"shouldanswer":["We asked #name#, who wrote 'An Archaeology of #verb.capitalize#'. The answer is #yesno#.","This isn't magic 8 ball, you know.","This is all very meta, isn't it.","#name# says to tell you, '42'."],

At the very bottom of the page, you can test your mentions by writing a sample tweet that your bot will parse. If you’ve set things up properly, you should see a response. If there is an error, the ‘Response’ box will turn red and will give you some indication of where the error lies.

Testing your bot's response

Testing your bot’s response

SVG graphics

Since SVG is a text format that describes the geometry of a vector graphic, Tracery can be used to create rather artistic work - the Tiny Space Adventure bot draws a starfield, a spaceship, and a plot. Its grammar may be viewed here. The key issue with generating svg with Tracery is to get the components correct. The source code for the softlandscapes bot can be a useful model. This bot begins by defining the critical text that marks out SVG:

"origin2": ["#preface##defs##bg##mountains##clouds##ending#"],
"preface":"{svg <svg xmlns=\"http://www.w3.org/2000/svg\" xmlns:xlink=\"http://www.w3.org/1999/xlink\" height=\"#baseh#\" width=\"#basew#\">"

and then :


Working with SVG can be tricky, as things like backslashes, line endings, quotation marks and so on have to be escaped in order to work properly. As the site tells us,

The syntax looks like this: {svg <svg …> … </svg>}. SVGs will need to specify a width and height attribute. Note that "s within SVG files need to be escaped as \”, as does \#s (\#). {s and }s can be escaped as \\{ and \\}. Note: this feature is still in development, so the tweet button on this page will not work. And the debugging info is better in FF than other browsers.

Bots that generate SVG are beyond the scope of this lesson, but careful study of existing bots should help you on your way.


Strictly speaking, this is no longer about bots, but since music can be notated in text, one can use Tracery to compose music and then use other libraries to convert this notation into Midi files - see http://www.codingblocks.net/videos/generating-music-in-javascript/ and my own experiment.

Other Bot Tutorials

  • Zach Whalen How to make a Twitter Bot with Google Spreadsheets
  • More on Tracery & Twitterbots http://cmuems.com/2015b/tracery-twitterbots/
  • Casey Bergman, Keeping Up With the Scientific Literature using Twitterbots: The FlyPapers Experiment https://caseybergman.wordpress.com/2014/02/24/keeping-up-with-the-scientific-literature-using-twitterbots-the-flypapers-experiment/ also https://github.com/roblanf/phypapers ; in essence this method collects the RSS feed from journal articles, and then uses a service such as Dlvr.it to push the links to a Twitter account.
  • Stefan Bohacek has posted the code templates for a number of different kinds of bots at the code remixing site Glitch.com. If you visit his page, you will see a list of different kinds of bots; click on the ‘remix’ button and then study the readme button carefully. Glitch requires a login via a Github or Facebook account.
  • Finally, I would suggest joining the BotMakers Slack group to find more tutorials, like-minded individuals, and further resources: Sign up here
  • The Botmakers’ Wiki also has a list of Twitterbot tutorials
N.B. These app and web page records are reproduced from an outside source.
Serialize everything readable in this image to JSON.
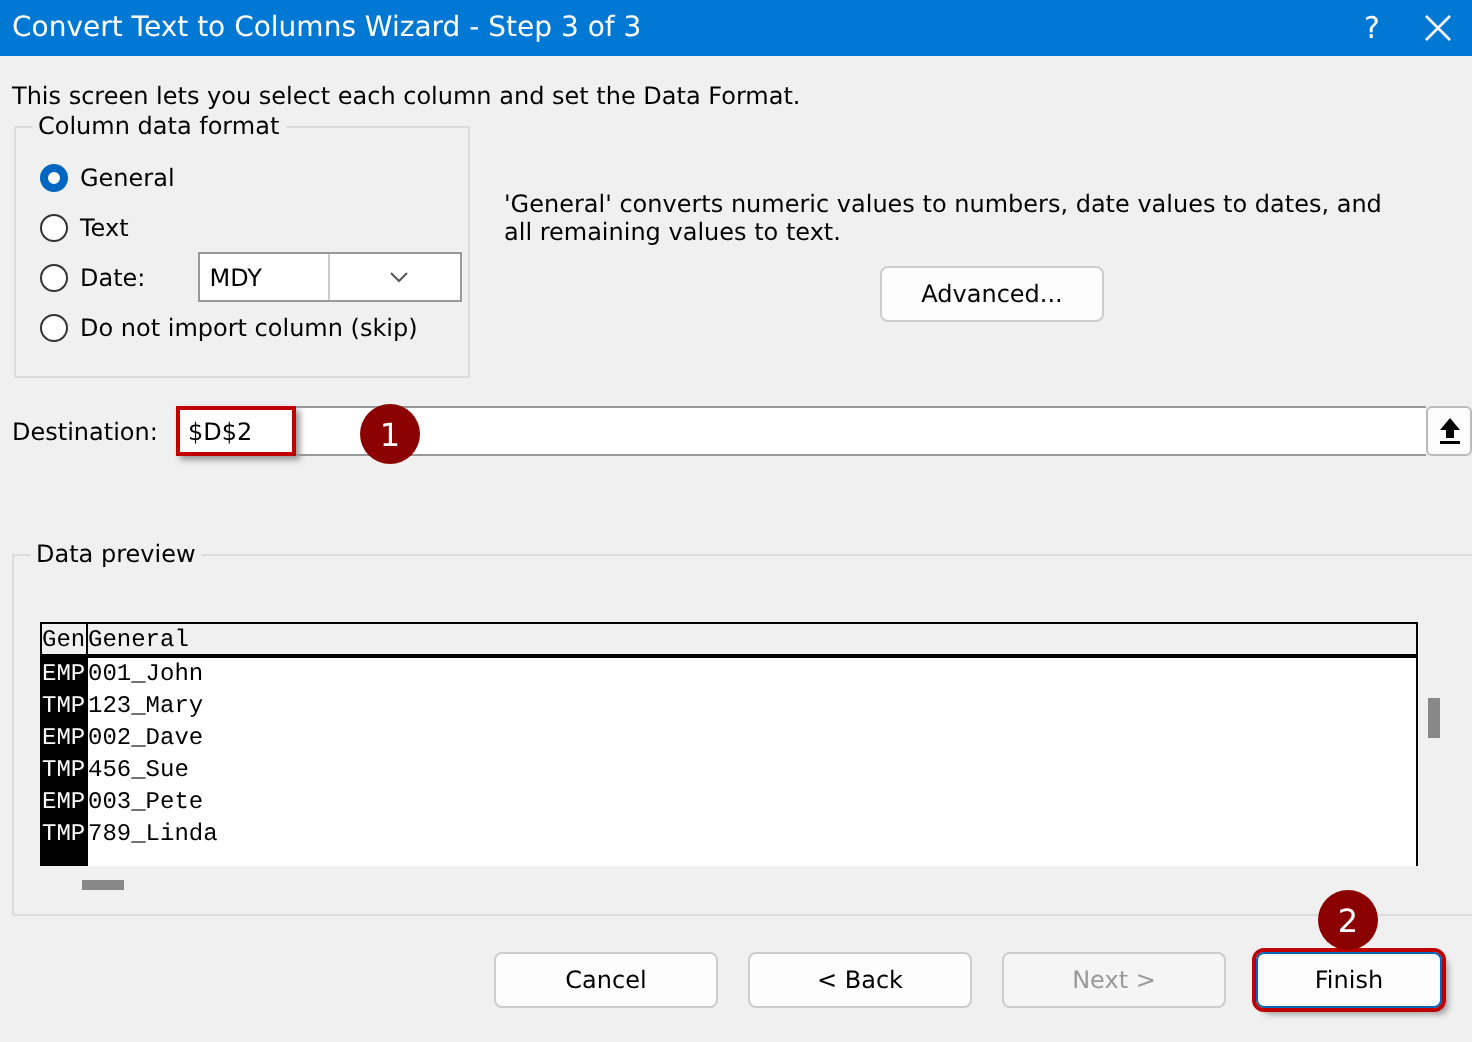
{
  "window": {
    "title": "Convert Text to Columns Wizard - Step 3 of 3",
    "help": "?"
  },
  "intro": "This screen lets you select each column and set the Data Format.",
  "column_data_format": {
    "legend": "Column data format",
    "options": [
      {
        "label": "General",
        "selected": true
      },
      {
        "label": "Text",
        "selected": false
      },
      {
        "label": "Date:",
        "selected": false,
        "dropdown": "MDY"
      },
      {
        "label": "Do not import column (skip)",
        "selected": false
      }
    ]
  },
  "description": "'General' converts numeric values to numbers, date values to dates, and all remaining values to text.",
  "advanced_button": "Advanced...",
  "destination": {
    "label": "Destination:",
    "value": "$D$2",
    "highlighted": true,
    "callout": "1"
  },
  "data_preview": {
    "legend": "Data preview",
    "columns": [
      {
        "header": "Gen",
        "selected": true
      },
      {
        "header": "General",
        "selected": false
      }
    ],
    "rows": [
      [
        "EMP",
        "001_John"
      ],
      [
        "TMP",
        "123_Mary"
      ],
      [
        "EMP",
        "002_Dave"
      ],
      [
        "TMP",
        "456_Sue"
      ],
      [
        "EMP",
        "003_Pete"
      ],
      [
        "TMP",
        "789_Linda"
      ]
    ]
  },
  "buttons": [
    {
      "label": "Cancel",
      "disabled": false,
      "highlighted": false
    },
    {
      "label": "< Back",
      "disabled": false,
      "highlighted": false
    },
    {
      "label": "Next >",
      "disabled": true,
      "highlighted": false
    },
    {
      "label": "Finish",
      "disabled": false,
      "highlighted": true,
      "callout": "2"
    }
  ]
}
Finally, a list of Tracery-powered bots is maintained by Compton here. Have fun! May your bots flummox, entertain, inspire, and confound.


Compton, K., Kybartas, B., Mateas, M.: Tracery: An author-focused generative text tool. In: Proceedings of the 8th International Conference on Interactive Digital Storytelling. pp. 154–161 (2015)
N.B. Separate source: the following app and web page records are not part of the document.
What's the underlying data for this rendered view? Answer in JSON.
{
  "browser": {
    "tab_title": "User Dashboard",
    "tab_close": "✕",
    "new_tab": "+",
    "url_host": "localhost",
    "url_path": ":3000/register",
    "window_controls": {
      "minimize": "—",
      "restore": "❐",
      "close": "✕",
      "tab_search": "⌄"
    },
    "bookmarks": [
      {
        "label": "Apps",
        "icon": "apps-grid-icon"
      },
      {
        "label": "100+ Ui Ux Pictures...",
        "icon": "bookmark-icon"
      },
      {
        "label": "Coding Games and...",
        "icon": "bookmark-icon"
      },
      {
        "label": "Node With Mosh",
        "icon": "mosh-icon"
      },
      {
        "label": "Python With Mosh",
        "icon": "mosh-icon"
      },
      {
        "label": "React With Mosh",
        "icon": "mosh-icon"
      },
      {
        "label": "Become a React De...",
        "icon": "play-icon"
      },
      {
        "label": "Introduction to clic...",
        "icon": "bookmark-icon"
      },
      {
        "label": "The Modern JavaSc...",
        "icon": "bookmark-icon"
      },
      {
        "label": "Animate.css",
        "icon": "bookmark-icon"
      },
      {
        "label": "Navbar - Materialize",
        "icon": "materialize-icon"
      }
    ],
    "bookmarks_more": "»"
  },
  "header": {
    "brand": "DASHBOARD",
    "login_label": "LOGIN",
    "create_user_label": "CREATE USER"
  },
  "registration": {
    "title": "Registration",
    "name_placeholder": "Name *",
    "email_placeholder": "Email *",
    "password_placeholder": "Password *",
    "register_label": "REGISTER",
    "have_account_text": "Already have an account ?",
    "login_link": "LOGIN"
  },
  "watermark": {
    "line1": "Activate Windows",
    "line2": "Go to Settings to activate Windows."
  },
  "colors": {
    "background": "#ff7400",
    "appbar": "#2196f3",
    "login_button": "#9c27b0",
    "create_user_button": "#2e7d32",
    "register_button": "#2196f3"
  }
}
About the author

Shawn Graham is associate professor of digital humanities and history at Carleton University.